▶ What the task requires:
A faithful copy of all the records is needed, with the pictures omitted.

++++++

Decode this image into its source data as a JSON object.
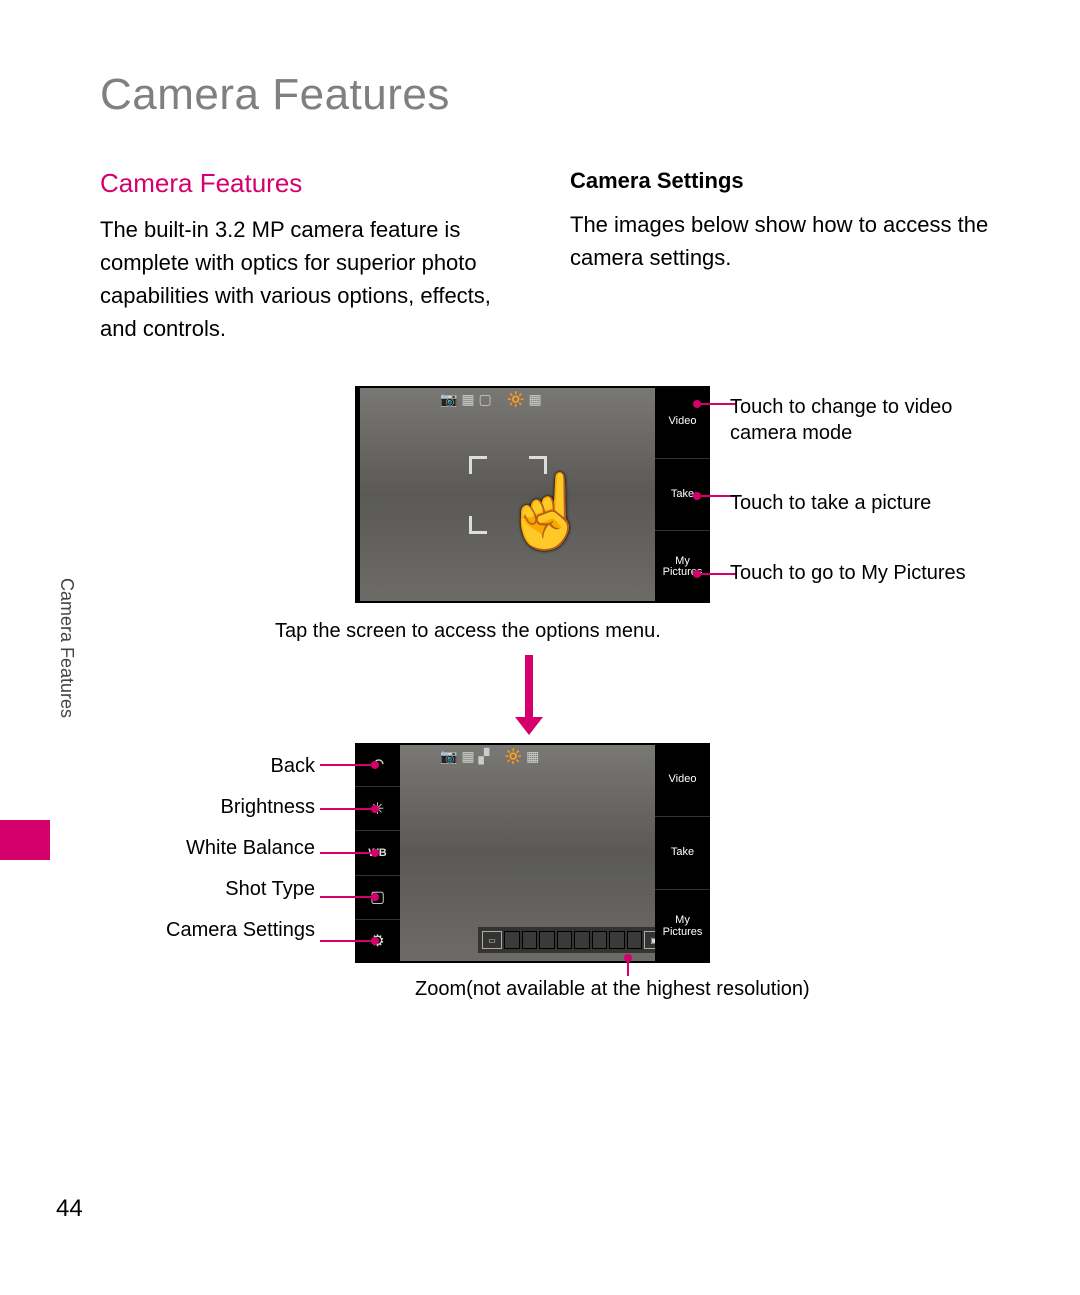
{
  "page_title": "Camera Features",
  "section_tab": "Camera Features",
  "page_number": "44",
  "left": {
    "heading": "Camera Features",
    "body": "The built-in 3.2 MP camera feature is complete with optics for superior photo capabilities with various options, effects, and controls."
  },
  "right": {
    "heading": "Camera Settings",
    "body": "The images below show how to access the camera settings."
  },
  "fig1": {
    "buttons": {
      "video": "Video",
      "take": "Take",
      "mypics": "My\nPictures"
    },
    "callouts": {
      "video": "Touch to change to video camera mode",
      "take": "Touch to take a picture",
      "mypics": "Touch to go to My Pictures"
    },
    "caption": "Tap the screen to access the options menu."
  },
  "fig2": {
    "left_labels": {
      "back": "Back",
      "brightness": "Brightness",
      "wb": "White Balance",
      "shot": "Shot Type",
      "settings": "Camera Settings"
    },
    "buttons": {
      "video": "Video",
      "take": "Take",
      "mypics": "My\nPictures"
    },
    "zoom_note": "Zoom(not available at the highest resolution)"
  }
}
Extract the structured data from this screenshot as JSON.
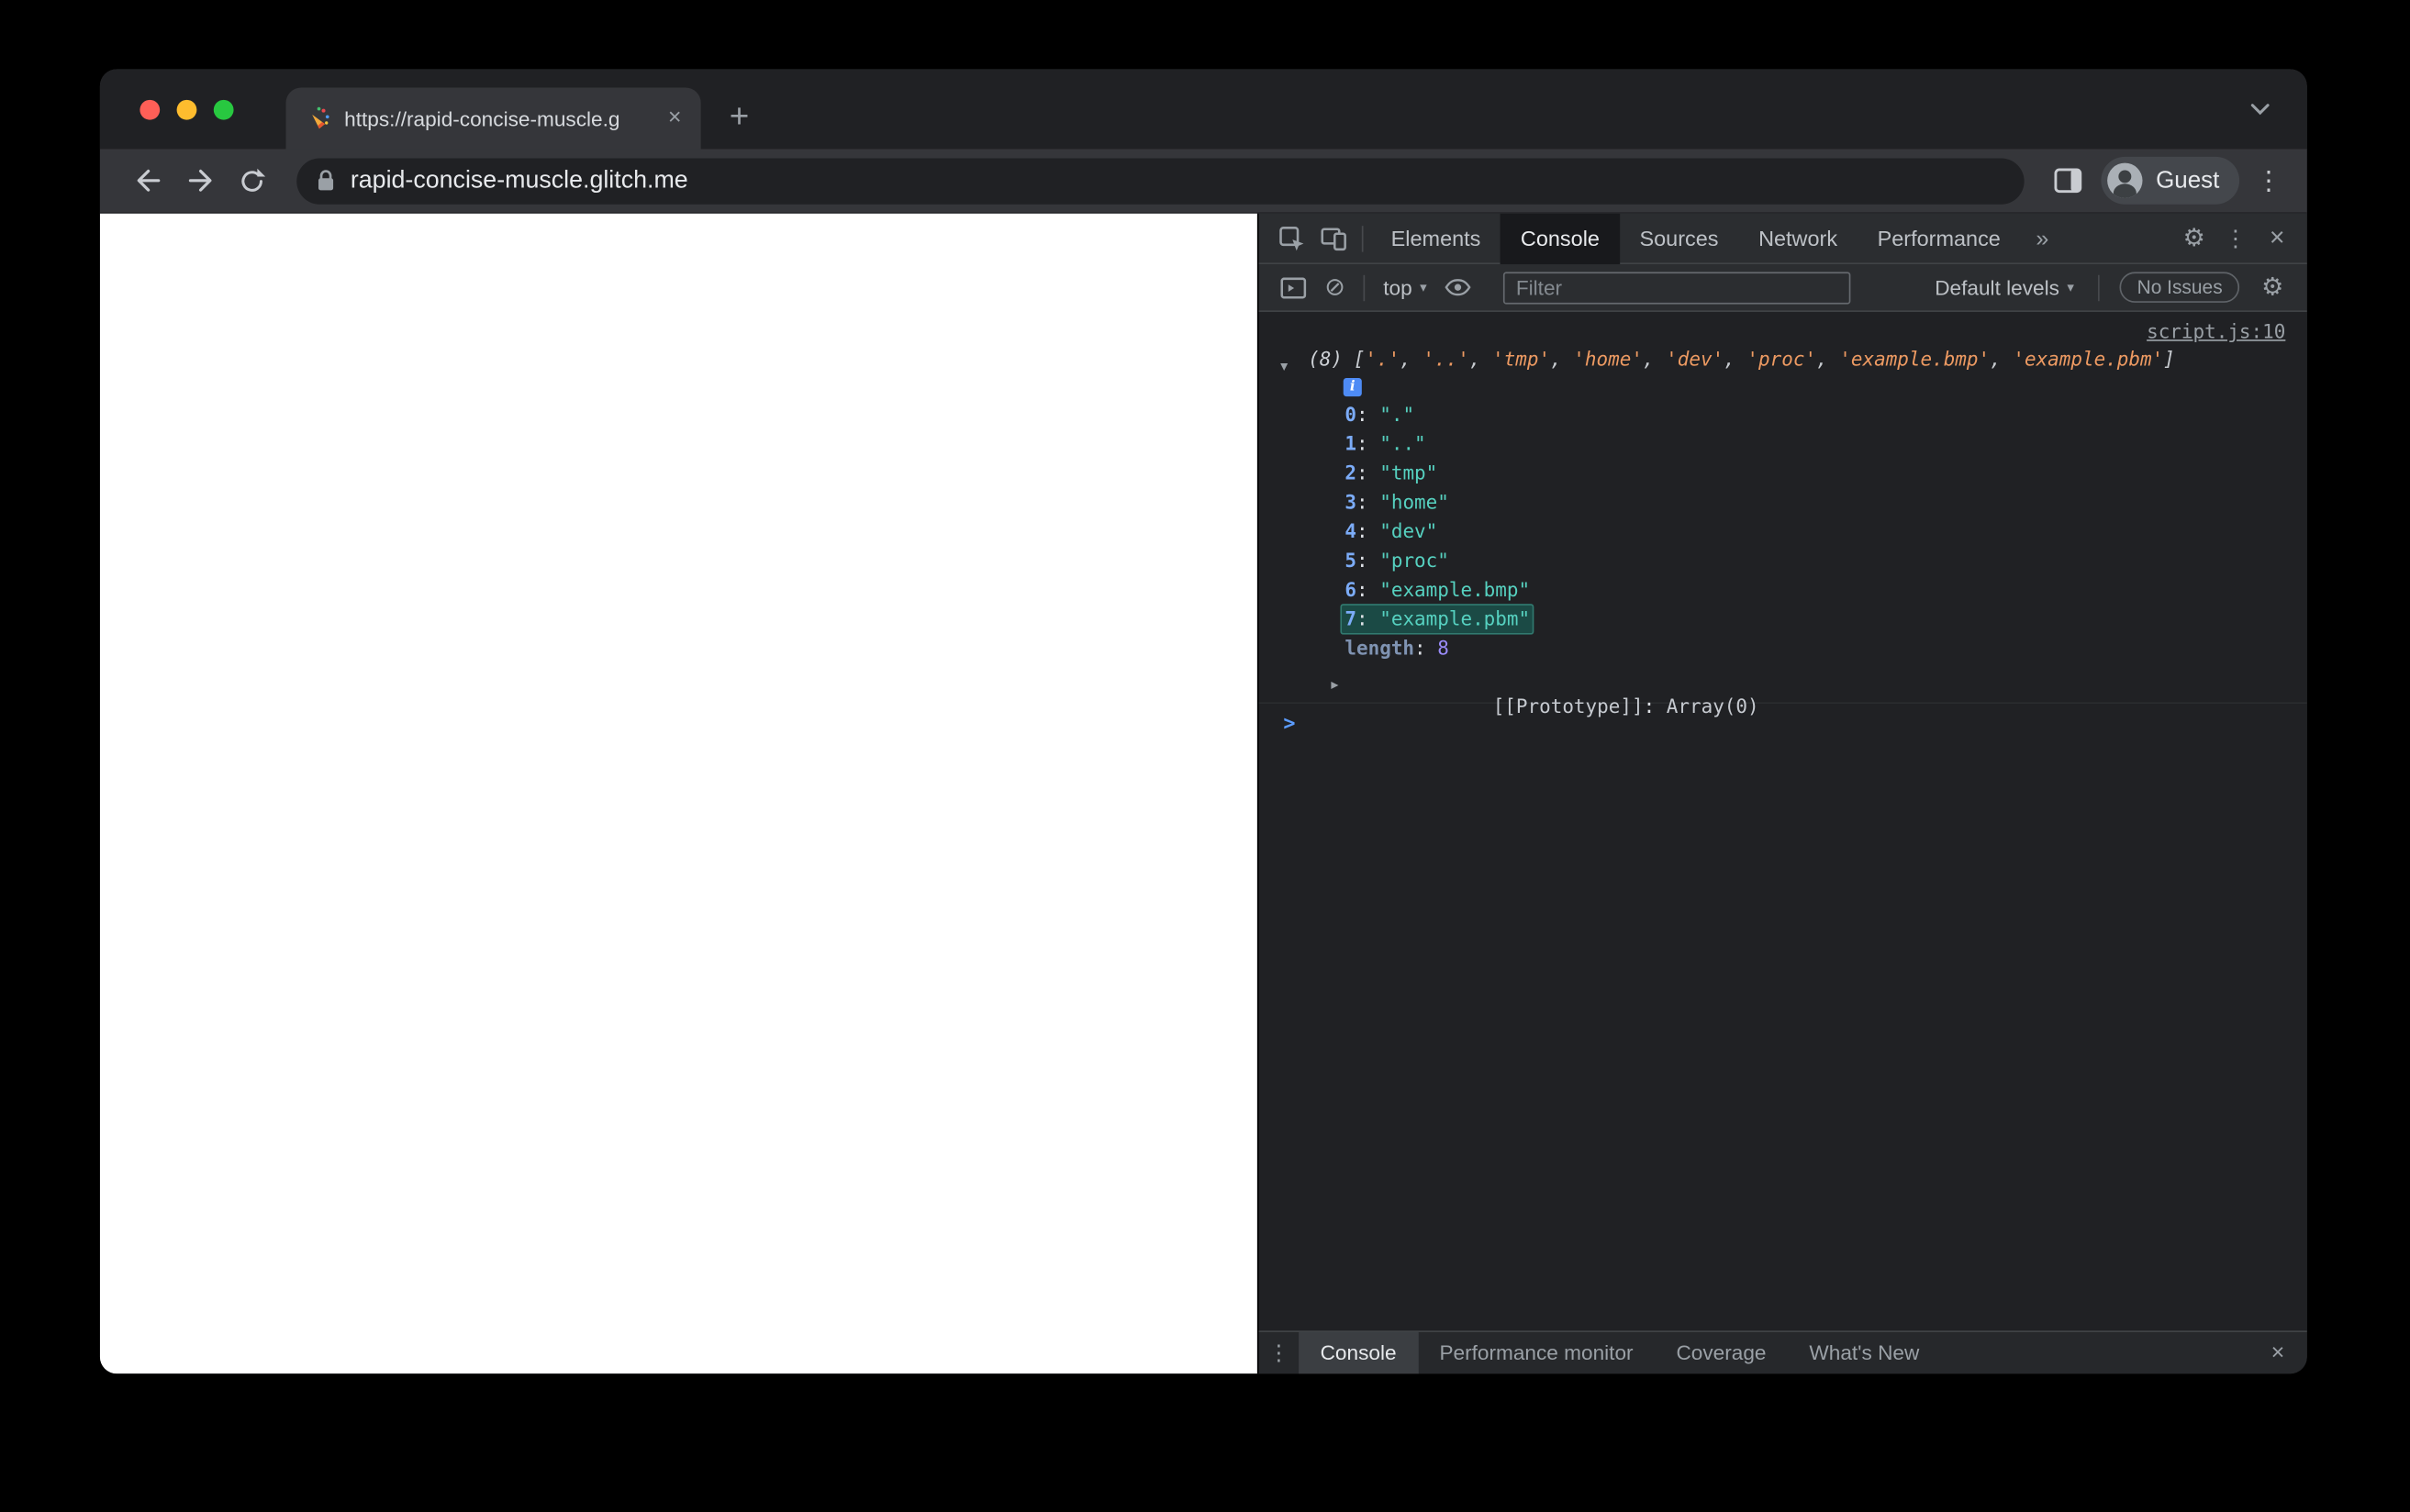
{
  "browser": {
    "tab_title": "https://rapid-concise-muscle.g",
    "url": "rapid-concise-muscle.glitch.me",
    "profile_label": "Guest"
  },
  "icons": {
    "close": "×",
    "plus": "+",
    "more_tabs": "»",
    "overflow": "⋮",
    "gear": "⚙",
    "caret": "▾",
    "block": "⊘",
    "expand_open": "▼",
    "expand_closed": "▶"
  },
  "devtools": {
    "tabs": [
      "Elements",
      "Console",
      "Sources",
      "Network",
      "Performance"
    ],
    "toolbar": {
      "context_label": "top",
      "filter_placeholder": "Filter",
      "levels_label": "Default levels",
      "issues_label": "No Issues"
    },
    "console": {
      "source_link": "script.js:10",
      "colon": ": ",
      "prompt": ">",
      "info_badge": "i",
      "preview": {
        "count": "(8)",
        "bracket_open": "[",
        "bracket_close": "]",
        "sep": ", ",
        "items": [
          "'.'",
          "'..'",
          "'tmp'",
          "'home'",
          "'dev'",
          "'proc'",
          "'example.bmp'",
          "'example.pbm'"
        ]
      },
      "entries": [
        {
          "key": "0",
          "value": "\".\""
        },
        {
          "key": "1",
          "value": "\"..\""
        },
        {
          "key": "2",
          "value": "\"tmp\""
        },
        {
          "key": "3",
          "value": "\"home\""
        },
        {
          "key": "4",
          "value": "\"dev\""
        },
        {
          "key": "5",
          "value": "\"proc\""
        },
        {
          "key": "6",
          "value": "\"example.bmp\""
        },
        {
          "key": "7",
          "value": "\"example.pbm\"",
          "highlight": true
        },
        {
          "key": "length",
          "value": "8",
          "dim": true,
          "type": "num"
        }
      ],
      "prototype_row": {
        "label": "[[Prototype]]",
        "value": "Array(0)"
      }
    },
    "drawer": {
      "tabs": [
        "Console",
        "Performance monitor",
        "Coverage",
        "What's New"
      ]
    }
  },
  "colors": {
    "preview_string": "#ed9a62",
    "expanded_string": "#56d1c0",
    "index_name": "#7cacf8",
    "number": "#9a8cfa",
    "highlight_bg": "#1b4a45",
    "prompt_accent": "#5c9dff",
    "toolbar_bg": "#35363a",
    "panel_bg": "#202124"
  }
}
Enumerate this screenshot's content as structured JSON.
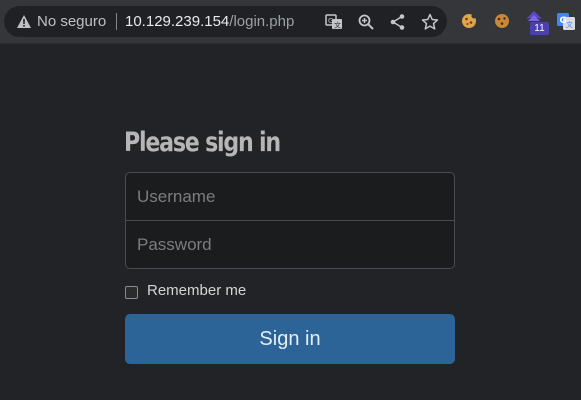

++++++

▶ Answer below:
Decode this image into its source data as a JSON object.
{
  "page_title": "Camera Features",
  "section_tab": "Camera Features",
  "page_number": "44",
  "left": {
    "heading": "Camera Features",
    "body": "The built-in 3.2 MP camera feature is complete with optics for superior photo capabilities with various options, effects, and controls."
  },
  "right": {
    "heading": "Camera Settings",
    "body": "The images below show how to access the camera settings."
  },
  "fig1": {
    "buttons": {
      "video": "Video",
      "take": "Take",
      "mypics": "My\nPictures"
    },
    "callouts": {
      "video": "Touch to change to video camera mode",
      "take": "Touch to take a picture",
      "mypics": "Touch to go to My Pictures"
    },
    "caption": "Tap the screen to access the options menu."
  },
  "fig2": {
    "left_labels": {
      "back": "Back",
      "brightness": "Brightness",
      "wb": "White Balance",
      "shot": "Shot Type",
      "settings": "Camera Settings"
    },
    "buttons": {
      "video": "Video",
      "take": "Take",
      "mypics": "My\nPictures"
    },
    "zoom_note": "Zoom(not available at the highest resolution)"
  }
}
Extract the structured data from this screenshot as JSON.
{
  "browser": {
    "tab_title": "https://rapid-concise-muscle.g",
    "url": "rapid-concise-muscle.glitch.me",
    "profile_label": "Guest"
  },
  "icons": {
    "close": "×",
    "plus": "+",
    "more_tabs": "»",
    "overflow": "⋮",
    "gear": "⚙",
    "caret": "▾",
    "block": "⊘",
    "expand_open": "▼",
    "expand_closed": "▶"
  },
  "devtools": {
    "tabs": [
      "Elements",
      "Console",
      "Sources",
      "Network",
      "Performance"
    ],
    "toolbar": {
      "context_label": "top",
      "filter_placeholder": "Filter",
      "levels_label": "Default levels",
      "issues_label": "No Issues"
    },
    "console": {
      "source_link": "script.js:10",
      "colon": ": ",
      "prompt": ">",
      "info_badge": "i",
      "preview": {
        "count": "(8)",
        "bracket_open": "[",
        "bracket_close": "]",
        "sep": ", ",
        "items": [
          "'.'",
          "'..'",
          "'tmp'",
          "'home'",
          "'dev'",
          "'proc'",
          "'example.bmp'",
          "'example.pbm'"
        ]
      },
      "entries": [
        {
          "key": "0",
          "value": "\".\""
        },
        {
          "key": "1",
          "value": "\"..\""
        },
        {
          "key": "2",
          "value": "\"tmp\""
        },
        {
          "key": "3",
          "value": "\"home\""
        },
        {
          "key": "4",
          "value": "\"dev\""
        },
        {
          "key": "5",
          "value": "\"proc\""
        },
        {
          "key": "6",
          "value": "\"example.bmp\""
        },
        {
          "key": "7",
          "value": "\"example.pbm\"",
          "highlight": true
        },
        {
          "key": "length",
          "value": "8",
          "dim": true,
          "type": "num"
        }
      ],
      "prototype_row": {
        "label": "[[Prototype]]",
        "value": "Array(0)"
      }
    },
    "drawer": {
      "tabs": [
        "Console",
        "Performance monitor",
        "Coverage",
        "What's New"
      ]
    }
  },
  "colors": {
    "preview_string": "#ed9a62",
    "expanded_string": "#56d1c0",
    "index_name": "#7cacf8",
    "number": "#9a8cfa",
    "highlight_bg": "#1b4a45",
    "prompt_accent": "#5c9dff",
    "toolbar_bg": "#35363a",
    "panel_bg": "#202124"
  }
}
Enumerate this screenshot's content as structured JSON.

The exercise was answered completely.